### EXERCISE PROMPT
Find and copy the lines in the records beneath this task that contain the word "JSON".

Segment Open

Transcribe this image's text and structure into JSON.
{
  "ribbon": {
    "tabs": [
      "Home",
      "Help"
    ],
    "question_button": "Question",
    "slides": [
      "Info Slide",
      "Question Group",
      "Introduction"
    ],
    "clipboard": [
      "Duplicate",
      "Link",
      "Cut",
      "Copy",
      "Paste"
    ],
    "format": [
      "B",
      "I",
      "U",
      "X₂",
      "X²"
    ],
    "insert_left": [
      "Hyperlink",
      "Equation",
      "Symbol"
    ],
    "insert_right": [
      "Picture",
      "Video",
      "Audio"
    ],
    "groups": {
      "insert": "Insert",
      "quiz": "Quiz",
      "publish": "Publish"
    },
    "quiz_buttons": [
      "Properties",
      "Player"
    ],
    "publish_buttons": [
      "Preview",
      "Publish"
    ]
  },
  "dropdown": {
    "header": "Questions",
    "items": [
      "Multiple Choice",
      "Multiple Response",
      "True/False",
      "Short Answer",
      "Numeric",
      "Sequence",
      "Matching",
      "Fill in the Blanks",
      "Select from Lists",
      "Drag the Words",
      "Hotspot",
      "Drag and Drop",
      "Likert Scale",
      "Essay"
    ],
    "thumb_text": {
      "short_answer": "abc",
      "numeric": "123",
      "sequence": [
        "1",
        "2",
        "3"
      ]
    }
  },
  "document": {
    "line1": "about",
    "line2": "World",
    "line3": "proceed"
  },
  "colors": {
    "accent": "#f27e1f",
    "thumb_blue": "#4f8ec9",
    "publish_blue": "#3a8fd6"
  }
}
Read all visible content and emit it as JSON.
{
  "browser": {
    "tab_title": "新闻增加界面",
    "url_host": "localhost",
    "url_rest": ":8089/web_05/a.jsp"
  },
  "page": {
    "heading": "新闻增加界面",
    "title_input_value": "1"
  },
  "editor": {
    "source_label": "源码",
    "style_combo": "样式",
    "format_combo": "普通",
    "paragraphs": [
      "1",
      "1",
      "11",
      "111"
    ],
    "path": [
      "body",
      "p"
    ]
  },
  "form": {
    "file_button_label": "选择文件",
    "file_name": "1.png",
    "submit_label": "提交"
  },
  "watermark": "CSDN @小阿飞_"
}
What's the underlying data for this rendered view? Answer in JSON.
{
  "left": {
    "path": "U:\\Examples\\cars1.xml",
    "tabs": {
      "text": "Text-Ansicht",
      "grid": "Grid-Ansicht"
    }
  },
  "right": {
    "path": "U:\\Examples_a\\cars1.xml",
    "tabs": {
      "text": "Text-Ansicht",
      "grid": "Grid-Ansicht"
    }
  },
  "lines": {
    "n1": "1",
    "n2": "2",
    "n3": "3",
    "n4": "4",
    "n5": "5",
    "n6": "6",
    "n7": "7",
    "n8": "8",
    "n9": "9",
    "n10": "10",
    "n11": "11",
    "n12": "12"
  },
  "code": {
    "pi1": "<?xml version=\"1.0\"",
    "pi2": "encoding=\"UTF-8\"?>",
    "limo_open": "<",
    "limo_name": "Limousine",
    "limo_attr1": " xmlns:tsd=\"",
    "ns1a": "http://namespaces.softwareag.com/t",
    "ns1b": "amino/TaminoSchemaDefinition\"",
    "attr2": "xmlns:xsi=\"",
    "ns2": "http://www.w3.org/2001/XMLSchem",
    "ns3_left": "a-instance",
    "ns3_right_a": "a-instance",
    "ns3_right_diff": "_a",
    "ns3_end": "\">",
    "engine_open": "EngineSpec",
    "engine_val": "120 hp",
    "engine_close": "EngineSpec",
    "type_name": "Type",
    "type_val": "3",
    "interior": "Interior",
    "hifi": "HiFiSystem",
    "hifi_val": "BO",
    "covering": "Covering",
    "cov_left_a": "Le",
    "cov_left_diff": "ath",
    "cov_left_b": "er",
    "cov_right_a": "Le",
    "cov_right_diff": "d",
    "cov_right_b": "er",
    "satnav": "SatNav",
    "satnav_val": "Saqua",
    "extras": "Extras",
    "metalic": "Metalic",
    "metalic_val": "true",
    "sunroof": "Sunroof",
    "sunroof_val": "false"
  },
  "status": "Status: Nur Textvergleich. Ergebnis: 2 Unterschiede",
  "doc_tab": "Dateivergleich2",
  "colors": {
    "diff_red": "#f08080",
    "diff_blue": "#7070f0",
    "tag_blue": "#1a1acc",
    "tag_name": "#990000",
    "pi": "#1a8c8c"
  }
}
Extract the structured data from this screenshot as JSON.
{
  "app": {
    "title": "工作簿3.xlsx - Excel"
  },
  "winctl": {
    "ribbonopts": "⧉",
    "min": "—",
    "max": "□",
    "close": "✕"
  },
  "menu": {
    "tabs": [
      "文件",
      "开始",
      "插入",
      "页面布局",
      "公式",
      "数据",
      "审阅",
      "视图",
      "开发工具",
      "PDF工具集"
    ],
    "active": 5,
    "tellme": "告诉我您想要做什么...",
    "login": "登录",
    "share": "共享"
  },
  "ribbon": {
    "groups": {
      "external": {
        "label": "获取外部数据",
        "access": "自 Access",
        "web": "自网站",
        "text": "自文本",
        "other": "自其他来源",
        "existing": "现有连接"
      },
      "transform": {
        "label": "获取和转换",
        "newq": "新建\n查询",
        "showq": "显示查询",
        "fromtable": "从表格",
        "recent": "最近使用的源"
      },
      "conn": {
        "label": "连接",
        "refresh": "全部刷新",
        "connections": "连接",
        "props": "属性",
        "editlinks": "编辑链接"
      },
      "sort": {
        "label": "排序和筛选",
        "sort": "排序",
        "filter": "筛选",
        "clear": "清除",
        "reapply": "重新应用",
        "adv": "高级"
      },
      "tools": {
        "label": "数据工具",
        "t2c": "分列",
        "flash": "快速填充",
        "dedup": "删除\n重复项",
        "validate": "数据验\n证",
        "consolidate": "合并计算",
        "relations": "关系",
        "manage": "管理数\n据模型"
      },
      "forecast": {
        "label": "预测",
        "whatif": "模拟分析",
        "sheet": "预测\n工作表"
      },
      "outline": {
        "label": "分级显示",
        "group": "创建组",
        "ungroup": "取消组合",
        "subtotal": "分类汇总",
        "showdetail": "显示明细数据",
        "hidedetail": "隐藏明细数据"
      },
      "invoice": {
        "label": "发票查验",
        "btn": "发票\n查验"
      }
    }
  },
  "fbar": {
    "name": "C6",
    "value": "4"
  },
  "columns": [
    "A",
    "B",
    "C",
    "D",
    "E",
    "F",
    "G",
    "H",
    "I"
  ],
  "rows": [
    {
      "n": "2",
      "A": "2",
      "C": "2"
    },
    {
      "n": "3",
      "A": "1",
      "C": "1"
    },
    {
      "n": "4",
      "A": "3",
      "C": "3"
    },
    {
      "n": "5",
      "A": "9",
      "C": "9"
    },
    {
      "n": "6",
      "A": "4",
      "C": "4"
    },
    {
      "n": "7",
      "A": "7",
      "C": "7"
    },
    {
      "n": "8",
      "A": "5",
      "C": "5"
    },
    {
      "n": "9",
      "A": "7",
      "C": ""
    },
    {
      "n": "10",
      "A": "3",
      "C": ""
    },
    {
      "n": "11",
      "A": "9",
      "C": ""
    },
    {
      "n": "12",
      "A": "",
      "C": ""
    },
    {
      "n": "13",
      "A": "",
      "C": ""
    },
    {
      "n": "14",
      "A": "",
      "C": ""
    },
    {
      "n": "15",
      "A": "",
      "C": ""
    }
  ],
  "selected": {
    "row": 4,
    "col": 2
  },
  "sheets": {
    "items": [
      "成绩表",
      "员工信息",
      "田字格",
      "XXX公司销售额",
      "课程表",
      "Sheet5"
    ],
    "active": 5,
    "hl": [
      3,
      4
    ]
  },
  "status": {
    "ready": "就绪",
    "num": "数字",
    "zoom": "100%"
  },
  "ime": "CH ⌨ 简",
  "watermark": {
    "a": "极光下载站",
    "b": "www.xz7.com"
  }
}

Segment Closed

### ANSWER BOX
Transcribe this image's text and structure into JSON.
Read all visible content and emit it as JSON.
What's the underlying data for this rendered view? Answer in JSON.
Extract the structured data from this screenshot as JSON.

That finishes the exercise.